WORK TO COMPLETE.
Work out how many lines of the listing below hold the word "EDA技术实用教程", and give that number only.
┌──
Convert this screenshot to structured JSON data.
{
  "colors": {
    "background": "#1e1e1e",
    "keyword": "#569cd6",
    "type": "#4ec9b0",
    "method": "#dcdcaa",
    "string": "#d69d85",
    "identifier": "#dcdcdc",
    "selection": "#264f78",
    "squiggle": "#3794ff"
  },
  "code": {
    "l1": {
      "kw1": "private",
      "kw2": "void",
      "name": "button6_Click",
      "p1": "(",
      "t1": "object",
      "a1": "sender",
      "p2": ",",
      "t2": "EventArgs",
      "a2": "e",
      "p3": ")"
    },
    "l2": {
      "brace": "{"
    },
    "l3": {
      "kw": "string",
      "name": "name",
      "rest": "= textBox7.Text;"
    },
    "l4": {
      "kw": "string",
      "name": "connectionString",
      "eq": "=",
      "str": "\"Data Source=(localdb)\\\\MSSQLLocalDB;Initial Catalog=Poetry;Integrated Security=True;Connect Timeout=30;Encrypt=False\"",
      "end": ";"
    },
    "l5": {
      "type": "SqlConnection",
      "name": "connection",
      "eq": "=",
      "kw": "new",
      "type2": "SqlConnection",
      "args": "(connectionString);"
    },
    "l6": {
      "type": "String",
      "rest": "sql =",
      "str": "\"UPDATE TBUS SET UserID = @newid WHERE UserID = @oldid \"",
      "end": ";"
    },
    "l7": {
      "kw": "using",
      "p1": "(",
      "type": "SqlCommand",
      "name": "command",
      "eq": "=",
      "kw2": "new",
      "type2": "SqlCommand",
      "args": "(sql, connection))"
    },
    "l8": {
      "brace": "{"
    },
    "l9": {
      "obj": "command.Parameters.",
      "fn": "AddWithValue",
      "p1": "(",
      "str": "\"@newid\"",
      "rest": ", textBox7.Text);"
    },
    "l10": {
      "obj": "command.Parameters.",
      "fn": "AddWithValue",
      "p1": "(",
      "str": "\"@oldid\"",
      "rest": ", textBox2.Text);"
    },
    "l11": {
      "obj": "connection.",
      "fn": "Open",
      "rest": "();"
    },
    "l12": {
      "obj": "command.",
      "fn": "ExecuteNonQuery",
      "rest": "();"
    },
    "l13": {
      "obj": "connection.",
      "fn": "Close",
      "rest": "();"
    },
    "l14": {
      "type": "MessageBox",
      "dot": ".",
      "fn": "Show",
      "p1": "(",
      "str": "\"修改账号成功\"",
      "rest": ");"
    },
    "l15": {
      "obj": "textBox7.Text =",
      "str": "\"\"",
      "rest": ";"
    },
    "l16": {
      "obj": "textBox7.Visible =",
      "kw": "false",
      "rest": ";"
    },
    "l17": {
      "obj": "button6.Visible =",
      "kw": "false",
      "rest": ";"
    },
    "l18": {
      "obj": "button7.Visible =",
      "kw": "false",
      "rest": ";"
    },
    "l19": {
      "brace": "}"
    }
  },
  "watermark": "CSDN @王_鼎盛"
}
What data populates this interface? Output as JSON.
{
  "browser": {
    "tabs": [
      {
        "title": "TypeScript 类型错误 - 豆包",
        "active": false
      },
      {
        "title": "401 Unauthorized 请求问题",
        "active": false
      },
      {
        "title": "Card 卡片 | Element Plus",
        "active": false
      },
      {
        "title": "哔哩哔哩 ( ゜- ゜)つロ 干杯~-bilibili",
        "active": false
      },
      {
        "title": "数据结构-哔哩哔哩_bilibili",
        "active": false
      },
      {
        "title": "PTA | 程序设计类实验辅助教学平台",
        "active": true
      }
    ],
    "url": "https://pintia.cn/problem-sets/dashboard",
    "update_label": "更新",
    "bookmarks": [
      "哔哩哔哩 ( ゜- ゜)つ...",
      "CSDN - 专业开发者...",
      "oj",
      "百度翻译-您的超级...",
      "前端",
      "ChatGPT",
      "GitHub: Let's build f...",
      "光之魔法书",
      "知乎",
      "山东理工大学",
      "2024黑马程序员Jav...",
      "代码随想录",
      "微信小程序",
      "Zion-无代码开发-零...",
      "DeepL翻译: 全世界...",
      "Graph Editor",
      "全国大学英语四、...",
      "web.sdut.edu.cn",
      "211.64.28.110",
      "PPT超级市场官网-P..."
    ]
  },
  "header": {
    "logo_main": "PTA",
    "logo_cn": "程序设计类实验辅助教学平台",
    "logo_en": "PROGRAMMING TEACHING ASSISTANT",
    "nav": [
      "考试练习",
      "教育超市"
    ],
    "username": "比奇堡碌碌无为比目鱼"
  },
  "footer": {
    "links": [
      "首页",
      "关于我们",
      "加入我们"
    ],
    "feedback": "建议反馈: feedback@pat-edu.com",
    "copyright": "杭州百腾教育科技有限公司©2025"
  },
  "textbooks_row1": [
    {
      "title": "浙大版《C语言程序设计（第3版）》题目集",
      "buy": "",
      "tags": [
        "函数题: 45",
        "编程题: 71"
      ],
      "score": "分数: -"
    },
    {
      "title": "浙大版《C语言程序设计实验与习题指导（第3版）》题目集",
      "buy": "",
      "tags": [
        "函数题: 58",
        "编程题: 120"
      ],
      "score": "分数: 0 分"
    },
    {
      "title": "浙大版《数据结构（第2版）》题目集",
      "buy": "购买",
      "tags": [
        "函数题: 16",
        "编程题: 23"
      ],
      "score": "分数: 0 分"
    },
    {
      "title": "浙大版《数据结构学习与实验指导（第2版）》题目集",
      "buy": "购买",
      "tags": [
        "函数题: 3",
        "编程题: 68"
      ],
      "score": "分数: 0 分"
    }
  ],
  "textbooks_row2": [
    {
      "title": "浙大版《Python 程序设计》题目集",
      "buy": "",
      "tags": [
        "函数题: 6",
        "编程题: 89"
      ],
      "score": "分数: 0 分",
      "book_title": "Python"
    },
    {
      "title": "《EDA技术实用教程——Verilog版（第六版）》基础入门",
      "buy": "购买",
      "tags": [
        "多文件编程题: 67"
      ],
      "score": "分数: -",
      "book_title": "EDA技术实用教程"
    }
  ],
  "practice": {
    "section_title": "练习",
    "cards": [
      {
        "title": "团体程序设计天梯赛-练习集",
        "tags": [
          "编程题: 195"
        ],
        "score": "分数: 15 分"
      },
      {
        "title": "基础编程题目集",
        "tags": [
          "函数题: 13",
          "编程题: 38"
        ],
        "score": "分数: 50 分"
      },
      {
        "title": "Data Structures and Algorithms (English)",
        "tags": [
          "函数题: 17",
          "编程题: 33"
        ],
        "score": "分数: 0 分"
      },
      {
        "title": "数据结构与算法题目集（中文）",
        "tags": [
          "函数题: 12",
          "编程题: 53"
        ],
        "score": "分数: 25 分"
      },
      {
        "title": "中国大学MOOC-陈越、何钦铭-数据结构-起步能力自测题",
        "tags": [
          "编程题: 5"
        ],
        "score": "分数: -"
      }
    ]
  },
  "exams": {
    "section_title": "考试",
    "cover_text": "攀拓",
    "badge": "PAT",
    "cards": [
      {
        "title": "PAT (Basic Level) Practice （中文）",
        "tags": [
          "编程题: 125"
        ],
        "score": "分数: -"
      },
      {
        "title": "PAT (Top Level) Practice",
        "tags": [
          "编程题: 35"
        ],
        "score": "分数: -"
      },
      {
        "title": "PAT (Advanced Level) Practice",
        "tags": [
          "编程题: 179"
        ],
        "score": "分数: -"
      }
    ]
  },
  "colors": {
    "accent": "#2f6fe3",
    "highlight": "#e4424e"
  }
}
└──
OUTPUT OF THE EXERCISE.
2